Trump's COVID-19 vaccination plan would take years to actually work


Trump claims the military is ready to deliver 200,000 coronavirus vaccines per day. At that rate, it would take nearly four-and-a-half years to vaccinate the U.S. population.

At the presidential debate Tuesday night, Donald Trump claimed the government would have a coronavirus vaccine before the November election, and said the country will be ready to vaccinate 200,000 Americans per day once the vaccine is approved.

"Well, we’re going to deliver it right away. We have the military all set up. Logistically, they’re all set up. We have our military that delivers soldiers and they can do 200,000 a day. They’re going to be delivering," Trump said.

Yet while 200,000 vaccines may sound like a lot, that pace would mean it would be years before the United States population is vaccinated against the deadly virus — which has left more than 206,000 people dead and has left the U.S. economy in shambles.

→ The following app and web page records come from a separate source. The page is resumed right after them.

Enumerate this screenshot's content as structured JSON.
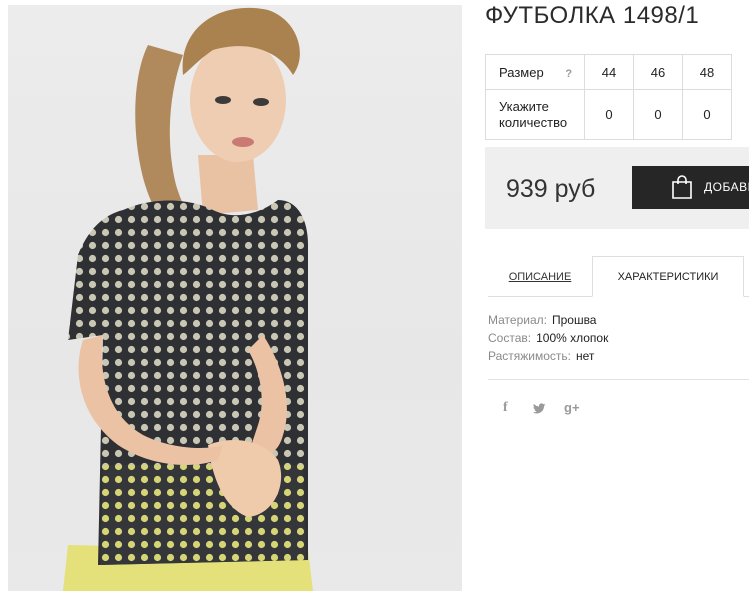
{
  "product": {
    "title": "ФУТБОЛКА 1498/1"
  },
  "size_table": {
    "size_label": "Размер",
    "help_icon": "?",
    "sizes": [
      "44",
      "46",
      "48"
    ],
    "qty_label_line1": "Укажите",
    "qty_label_line2": "количество",
    "quantities": [
      "0",
      "0",
      "0"
    ]
  },
  "buy": {
    "price": "939 руб",
    "add_button_label": "ДОБАВИТЬ В КОРЗИНУ",
    "icon": "shopping-bag-icon"
  },
  "tabs": [
    {
      "label": "ОПИСАНИЕ",
      "active": false
    },
    {
      "label": "ХАРАКТЕРИСТИКИ",
      "active": true
    }
  ],
  "specs": [
    {
      "key": "Материал:",
      "value": "Прошва"
    },
    {
      "key": "Состав:",
      "value": "100% хлопок"
    },
    {
      "key": "Растяжимость:",
      "value": "нет"
    }
  ],
  "social": {
    "facebook": "f",
    "twitter": "twitter-icon",
    "gplus": "g+"
  },
  "colors": {
    "button_bg": "#262626",
    "buy_box_bg": "#efefef",
    "border": "#dcdcdc"
  }
}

The United States population stands at 330 million, according to the U.S. Census. That means that under Trump's proposed plan, it would take roughly 4.5 years to vaccinate the entire U.S. population, at a rate of 200,000 vaccinations per day. If the vaccine requires two doses — which is a distinct possibility, according to public health experts — it would take nine years to fully vaccinate the population.

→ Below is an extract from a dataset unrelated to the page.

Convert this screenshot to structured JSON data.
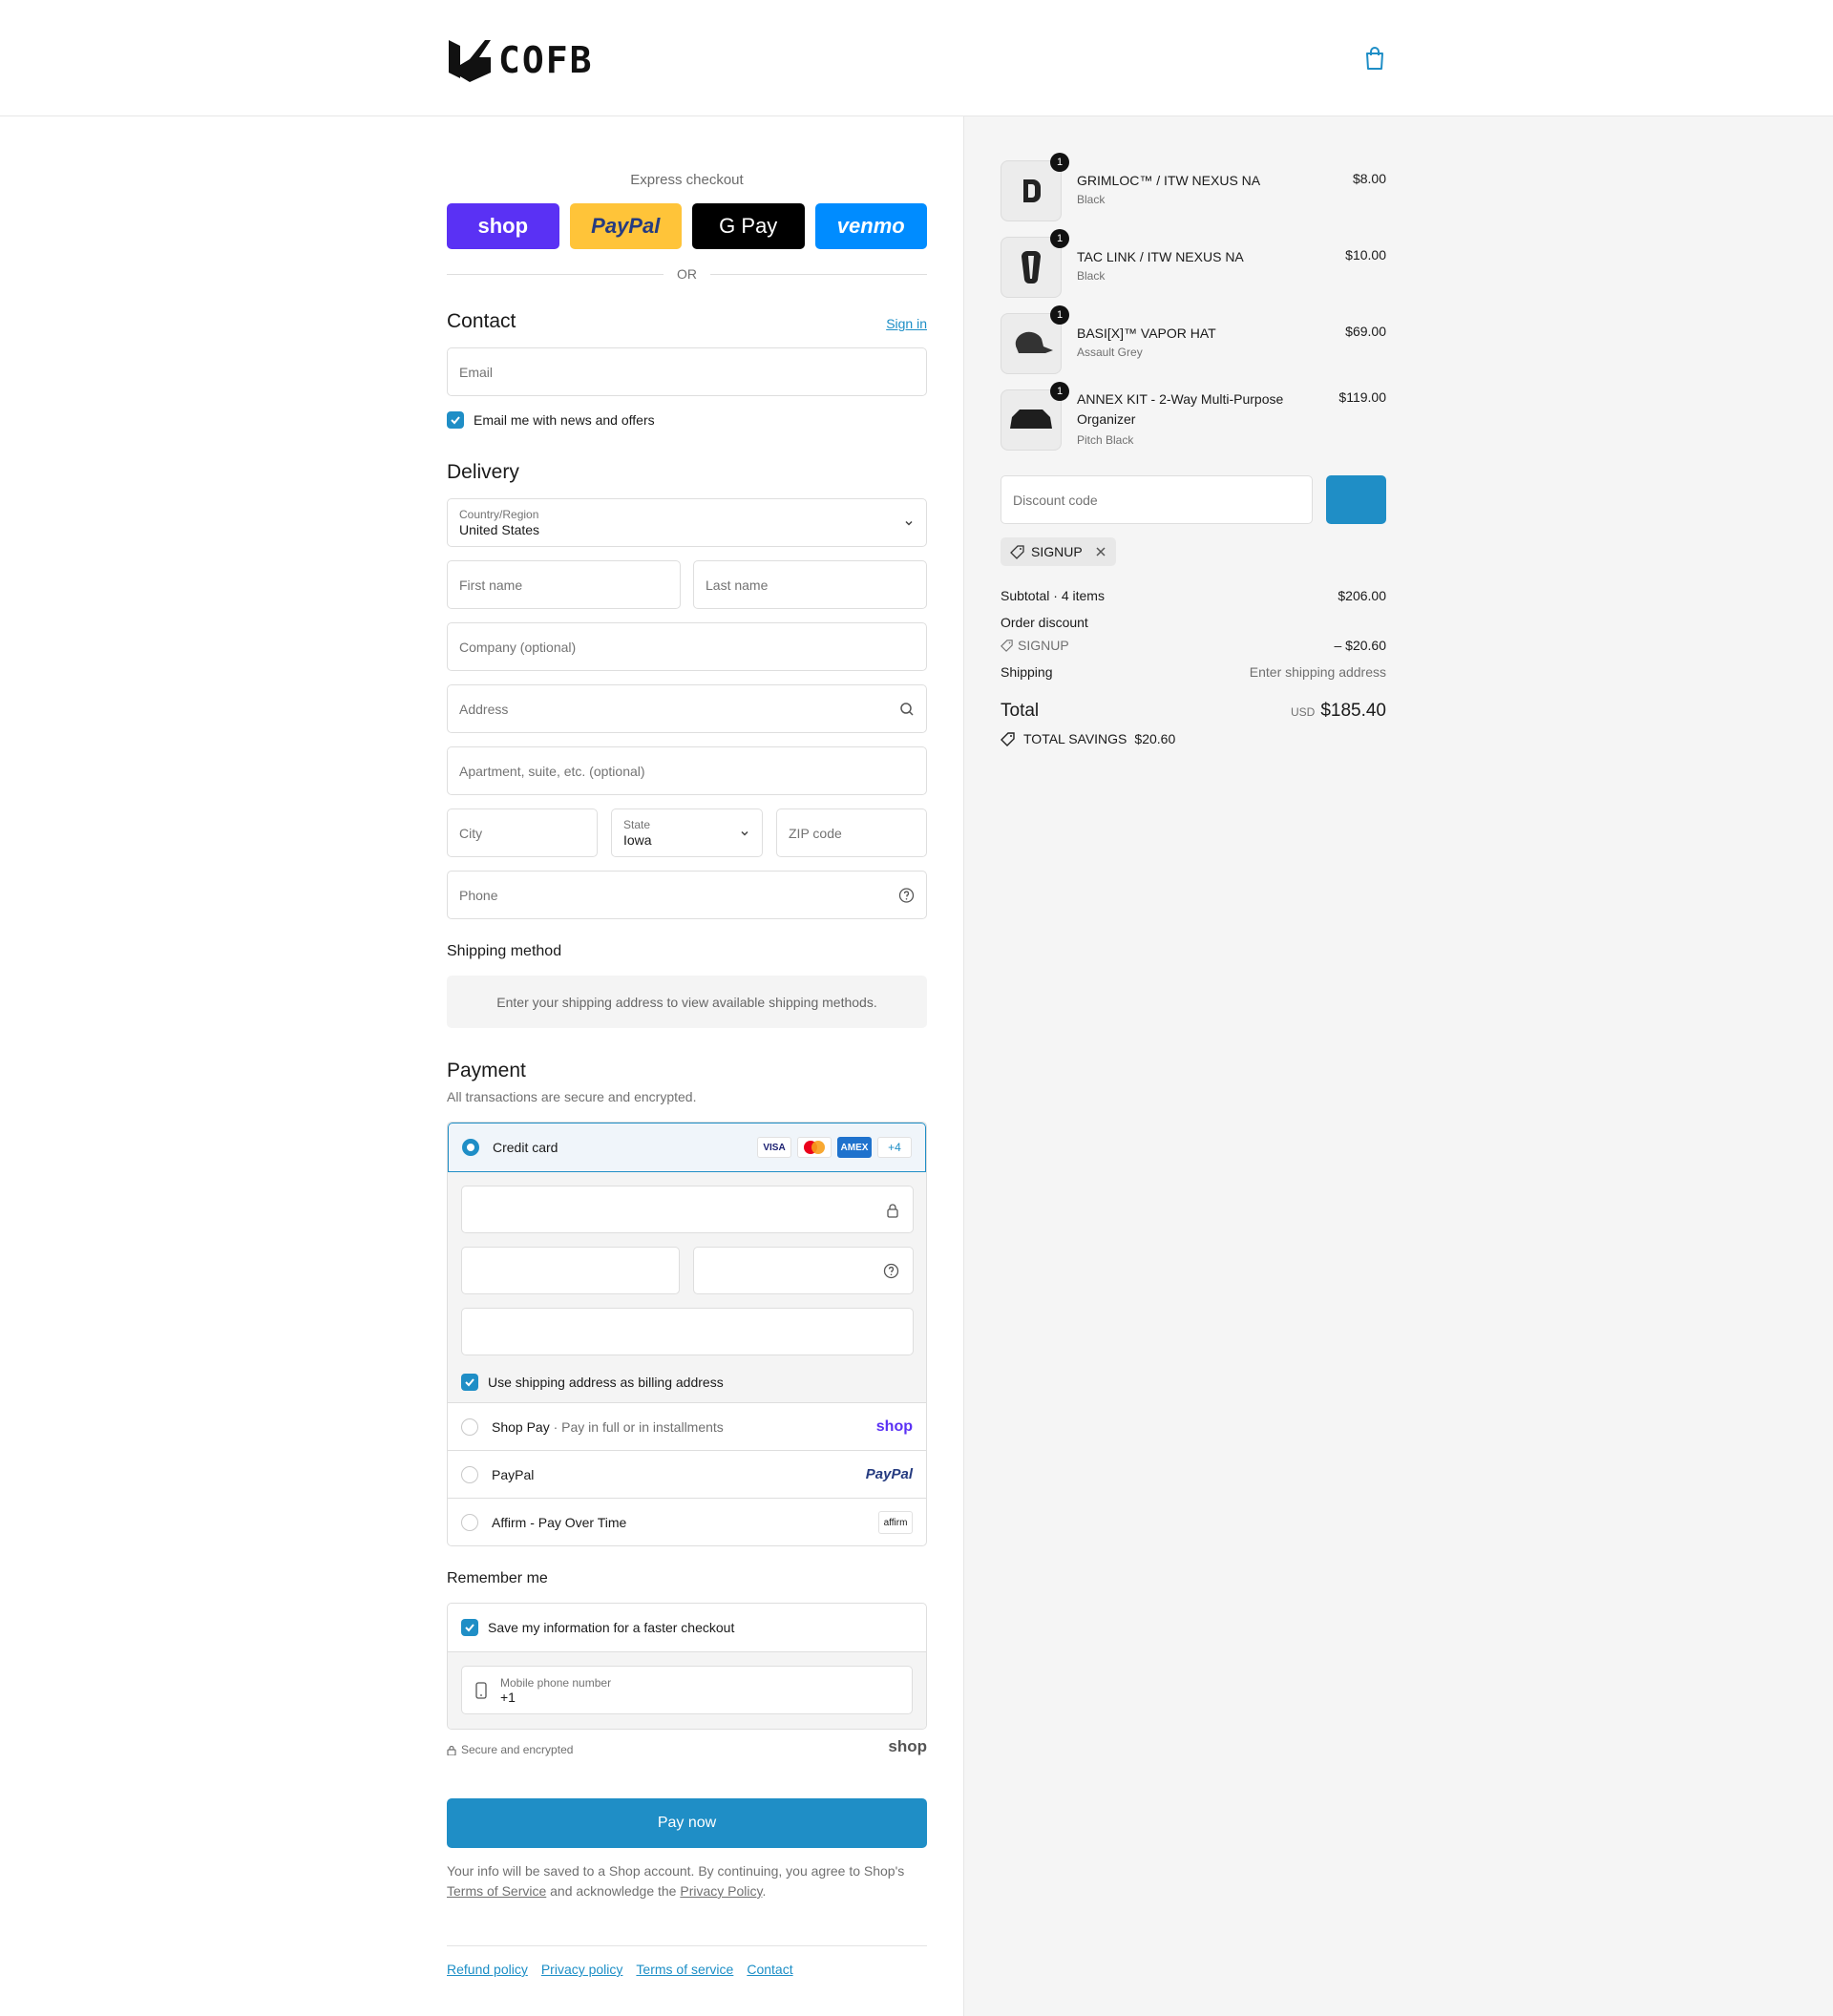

Of course, in this hypothetical scenario, not everyone would have to be vaccinated to build up enough herd immunity to keep the virus at bay. Infectious disease experts say vaccinating 60% of the population would build up enough immunity to slow the spread of the virus.

Let's dig into that math. Sixty percent of the U.S. population is roughly 198 million people. If the U.S. military administered just 200,000 vaccinations per day, it would take roughly 2.7 years to vaccinate the number of people necessary to achieve herd immunity. If the vaccine needed two doses to be effective, it would take 5.4 years to achieve full herd immunity.

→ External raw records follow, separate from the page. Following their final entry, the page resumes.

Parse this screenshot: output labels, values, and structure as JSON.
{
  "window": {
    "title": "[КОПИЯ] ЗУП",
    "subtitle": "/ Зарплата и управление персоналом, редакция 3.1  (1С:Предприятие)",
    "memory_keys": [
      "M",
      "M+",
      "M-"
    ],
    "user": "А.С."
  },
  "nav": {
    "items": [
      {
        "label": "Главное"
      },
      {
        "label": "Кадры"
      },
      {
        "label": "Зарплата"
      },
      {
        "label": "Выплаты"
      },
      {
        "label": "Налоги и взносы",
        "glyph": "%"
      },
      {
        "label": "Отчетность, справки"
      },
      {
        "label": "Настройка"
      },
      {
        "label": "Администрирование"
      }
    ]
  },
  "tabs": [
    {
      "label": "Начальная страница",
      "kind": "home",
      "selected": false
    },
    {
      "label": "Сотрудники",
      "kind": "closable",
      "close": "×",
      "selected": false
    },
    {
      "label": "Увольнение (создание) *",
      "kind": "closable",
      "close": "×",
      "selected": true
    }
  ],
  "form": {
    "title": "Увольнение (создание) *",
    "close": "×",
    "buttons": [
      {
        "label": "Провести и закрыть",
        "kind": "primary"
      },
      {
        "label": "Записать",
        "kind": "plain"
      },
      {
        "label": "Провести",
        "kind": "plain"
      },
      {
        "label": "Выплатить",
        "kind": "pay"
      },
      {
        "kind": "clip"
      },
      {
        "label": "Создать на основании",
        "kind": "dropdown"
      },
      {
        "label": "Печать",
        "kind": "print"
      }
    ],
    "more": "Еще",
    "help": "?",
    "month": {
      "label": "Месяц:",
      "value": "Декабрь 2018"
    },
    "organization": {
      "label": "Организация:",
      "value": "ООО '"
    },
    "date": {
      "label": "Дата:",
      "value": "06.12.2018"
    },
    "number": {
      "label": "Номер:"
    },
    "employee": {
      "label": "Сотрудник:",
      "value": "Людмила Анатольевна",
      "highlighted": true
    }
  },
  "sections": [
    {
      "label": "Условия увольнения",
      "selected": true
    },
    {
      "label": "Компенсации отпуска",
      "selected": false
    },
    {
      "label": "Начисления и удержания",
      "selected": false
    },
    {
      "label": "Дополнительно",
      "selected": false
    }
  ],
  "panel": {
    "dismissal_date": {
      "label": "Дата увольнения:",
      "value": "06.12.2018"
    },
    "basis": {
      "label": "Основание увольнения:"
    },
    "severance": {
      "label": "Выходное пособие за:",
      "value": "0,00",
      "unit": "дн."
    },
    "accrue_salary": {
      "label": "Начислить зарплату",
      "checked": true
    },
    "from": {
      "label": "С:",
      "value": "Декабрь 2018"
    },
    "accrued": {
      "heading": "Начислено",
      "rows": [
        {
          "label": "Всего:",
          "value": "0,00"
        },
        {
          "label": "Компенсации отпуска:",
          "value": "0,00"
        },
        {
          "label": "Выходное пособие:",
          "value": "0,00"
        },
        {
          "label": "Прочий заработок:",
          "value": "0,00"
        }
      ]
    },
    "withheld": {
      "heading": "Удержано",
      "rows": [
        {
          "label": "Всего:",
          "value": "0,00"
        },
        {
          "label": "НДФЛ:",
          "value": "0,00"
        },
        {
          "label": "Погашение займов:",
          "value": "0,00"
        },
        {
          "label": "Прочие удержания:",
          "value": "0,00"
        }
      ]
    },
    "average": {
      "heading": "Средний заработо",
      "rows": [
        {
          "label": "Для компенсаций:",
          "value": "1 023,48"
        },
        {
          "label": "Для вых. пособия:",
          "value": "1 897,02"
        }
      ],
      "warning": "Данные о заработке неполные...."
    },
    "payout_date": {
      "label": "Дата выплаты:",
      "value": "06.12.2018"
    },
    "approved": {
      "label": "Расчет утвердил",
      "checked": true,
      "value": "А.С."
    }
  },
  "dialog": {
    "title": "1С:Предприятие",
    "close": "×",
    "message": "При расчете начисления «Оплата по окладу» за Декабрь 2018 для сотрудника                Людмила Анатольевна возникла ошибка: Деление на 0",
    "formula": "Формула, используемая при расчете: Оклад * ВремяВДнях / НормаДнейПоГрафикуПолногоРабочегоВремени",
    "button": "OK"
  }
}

Public health experts have cast doubt on Trump's vaccine plan altogether, saying that there is no way a vaccine could be ready before the election and that Trump's vaccine promises are no more than a political stunt.

Even if one buys into Trump's debate promises and fuzzy math, the actual mechanics of distributing a vaccine to Americans would take much, much longer than anyone would prefer.

Published with permission of The American Independent Foundation.